1. A light box with simple backgrounds.
FYI - You can build your own light box http://www.digital-photography-school.com/how-to-make-a-inexpensive-light-tent (which didn’t go well for me and I didn’t like the fact that it didn’t clean up nice and compact).
photo from http://www.digital-photography-school.com/how-to-make-a-inexpensive-light-tent
2. A tripod and a remote shutter release.
3. Bright daylight bulbs.
4. Photo editing programs.
5. Focus...make sure you focus on your object, not on your other props!
6. TIME. Don’t rush yourself. Take the time to get things right!
Take pictures of your items at different angles. Stage your product with something that lends to it, not takes away.
Simple backgrounds are often best as your main focus is on the product itself.
I do tend to shoot in manual mode, rather than in Auto, giving me a lot more control over how my photo is going to turn out. This means adjusting your aperture, shutter speed, ISO, and white balance.
Here's just a small glance at the difference between Auto white balance and me adjusting the white balance:
REMEMBER, your customers can't pick up your objects and inspect them, so your photo has got to sell it!
If you have a product that you can easily reproduce a lot of and don't find yourself loving the photography end, consider hiring a professional photographer to do your photos. Even if it's just one to use as your man selling photo to grab the attention of potential customers.

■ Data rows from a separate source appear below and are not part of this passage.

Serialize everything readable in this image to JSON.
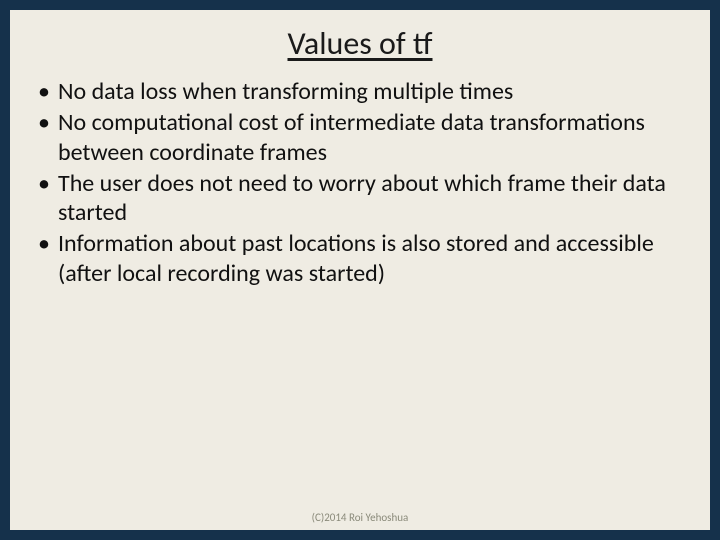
{
  "slide": {
    "title": "Values of tf",
    "bullets": [
      "No data loss when transforming multiple times",
      "No computational cost of intermediate data transformations between coordinate frames",
      "The user does not need to worry about which frame their data started",
      "Information about past locations is also stored and accessible (after local recording was started)"
    ],
    "footer": "(C)2014 Roi Yehoshua"
  }
}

More information on product photography along with some question and answers at Crystal Gayle Photography blog.